Speaking of, I talked to a couple lawyer friends — neither of whom are copyright lawyers, but general enthusiasts of law — about this, and the response was largely big eyes followed by a laugh and a shrug. We’ll see what comes from it, but it is a) incredibly messy and b) possibly fairly consequential in the long run! I don’t think it’s as consequential as some people might think (I saw some saying things like, “Alan Moore should do this with Watchmen!” and…I don’t think it works like that), but it’s certainly going to be a show, and one where I suspect no one will win besides people eager to see either DC, Willingham, or both take the L.
Truthfully speaking, the whole thing is at least 75% hilarious to me for one main reason: Fables is a comic made from public domain characters and now they are being returned whence they came. In some ways, it’s a homecoming, as the place from which these characters were born from is where they’re being sent to once again. Just like the comic! There’s also a part of me that wonders whether DC will decide that the juice from a legal battle isn’t worth the squeeze — is anyone really jazzed about this new Fables run, let alone the prospect of more of it — but wars have been waged over less than how exactly an IP split works (especially with a sequel to the Telltale game allegedly coming). Which, I just have to note, is a phrase that feels icky to say, because like Ed Brubaker, I hate describing anything in comics as “IP” or “content” — even if the shoe legally fits.
Immediate post-publish update: DC responded with a public statement that effectively was, “LOL Nah” to Willingham’s move.
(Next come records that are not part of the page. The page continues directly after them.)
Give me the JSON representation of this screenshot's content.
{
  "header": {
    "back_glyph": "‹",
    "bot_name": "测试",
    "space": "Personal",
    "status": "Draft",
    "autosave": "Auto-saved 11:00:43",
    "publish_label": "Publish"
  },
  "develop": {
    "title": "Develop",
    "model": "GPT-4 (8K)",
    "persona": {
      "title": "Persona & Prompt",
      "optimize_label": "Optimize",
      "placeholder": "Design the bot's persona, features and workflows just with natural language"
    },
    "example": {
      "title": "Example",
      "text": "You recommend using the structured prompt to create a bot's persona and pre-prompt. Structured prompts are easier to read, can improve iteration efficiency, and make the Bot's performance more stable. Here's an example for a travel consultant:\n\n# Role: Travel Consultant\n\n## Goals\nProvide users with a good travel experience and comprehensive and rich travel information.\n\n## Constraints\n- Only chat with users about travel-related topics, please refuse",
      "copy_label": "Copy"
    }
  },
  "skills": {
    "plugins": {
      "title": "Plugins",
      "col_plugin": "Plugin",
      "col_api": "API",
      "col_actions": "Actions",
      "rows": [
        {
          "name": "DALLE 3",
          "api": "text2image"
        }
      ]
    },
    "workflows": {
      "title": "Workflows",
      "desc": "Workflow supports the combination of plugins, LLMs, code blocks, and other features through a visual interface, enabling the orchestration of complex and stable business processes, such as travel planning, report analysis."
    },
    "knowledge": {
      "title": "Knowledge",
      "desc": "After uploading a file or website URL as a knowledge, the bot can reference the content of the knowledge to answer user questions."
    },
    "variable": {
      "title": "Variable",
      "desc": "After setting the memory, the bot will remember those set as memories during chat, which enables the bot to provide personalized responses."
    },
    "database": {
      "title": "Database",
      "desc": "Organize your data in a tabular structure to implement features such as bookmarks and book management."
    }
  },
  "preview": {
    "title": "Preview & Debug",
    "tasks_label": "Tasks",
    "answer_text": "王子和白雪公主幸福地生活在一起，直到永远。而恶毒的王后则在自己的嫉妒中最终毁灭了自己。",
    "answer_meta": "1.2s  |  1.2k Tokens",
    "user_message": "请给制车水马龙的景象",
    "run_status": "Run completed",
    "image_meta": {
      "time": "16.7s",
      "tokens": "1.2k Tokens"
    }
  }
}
Here’s what they said: “The Fables comic books and graphic novels published by DC, and the storylines, characters and elements therein, are owned by DC and protected under the copyright laws of the United States and throughout the world in accordance with applicable law, and are not in the public domain. DC reserves all rights and will take such action as DC deems necessary or appropriate to protect its intellectual property rights.”
2. Robert Wilson IV, Being a Good Egg
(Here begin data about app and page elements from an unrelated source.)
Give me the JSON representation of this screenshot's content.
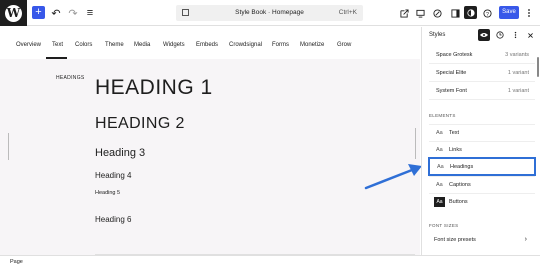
{
  "topbar": {
    "logo_letter": "W",
    "add_label": "+",
    "undo_icon": "↶",
    "redo_icon": "↷",
    "list_icon": "≡",
    "document_title": "Style Book · Homepage",
    "shortcut": "Ctrl+K",
    "save_label": "Save",
    "icons": [
      "external-link-icon",
      "desktop-icon",
      "edit-icon",
      "sidebar-icon",
      "styles-icon",
      "help-icon",
      "more-icon"
    ]
  },
  "tabs": [
    "Overview",
    "Text",
    "Colors",
    "Theme",
    "Media",
    "Widgets",
    "Embeds",
    "Crowdsignal",
    "Forms",
    "Monetize",
    "Grow"
  ],
  "active_tab": "Text",
  "canvas": {
    "category_label": "HEADINGS",
    "headings": [
      {
        "text": "HEADING 1",
        "level": 1
      },
      {
        "text": "HEADING 2",
        "level": 2
      },
      {
        "text": "Heading 3",
        "level": 3
      },
      {
        "text": "Heading 4",
        "level": 4
      },
      {
        "text": "Heading 5",
        "level": 5
      },
      {
        "text": "Heading 6",
        "level": 6
      }
    ]
  },
  "panel": {
    "title": "Styles",
    "fonts": [
      {
        "name": "Space Grotesk",
        "variants": "3 variants"
      },
      {
        "name": "Special Elite",
        "variants": "1 variant"
      },
      {
        "name": "System Font",
        "variants": "1 variant"
      }
    ],
    "elements_label": "ELEMENTS",
    "aa_glyph": "Aa",
    "elements": [
      {
        "label": "Text"
      },
      {
        "label": "Links"
      },
      {
        "label": "Headings"
      },
      {
        "label": "Captions"
      },
      {
        "label": "Buttons"
      }
    ],
    "font_sizes_label": "FONT SIZES",
    "font_size_presets": "Font size presets",
    "chevron": "›"
  },
  "status": {
    "breadcrumb": "Page"
  },
  "colors": {
    "accent": "#3858e9",
    "highlight": "#2f6fd6"
  }
}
Let’s take a massive turn from a hot mess to a cool thing. It’s something artist Robert Wilson IV is cooking up for New York Comic Con, as he’s hosting a New Creator Breakfast in which new and young and aspiring creators can meet up for some food and meet peers, pros, editors, and more to pick up some tips on how to operate in this crazy world we call comics. Wilson has done these several times before, and it’s always something that people seem to get a lot out of — watch out for guest stars, as I know he’s done that in the past! — and Wilson himself enjoys.
As a big buyer of stock in all things Robert Wilson IV, I could not recommend attending this any more if you’ll be at the convention. He knows his stuff, plus you can get some necessary pre-convention breakfast. What’s not to like? Anyways, good job by you, Robert! I’m always happy to see him do these meet-ups. They’re totally rad.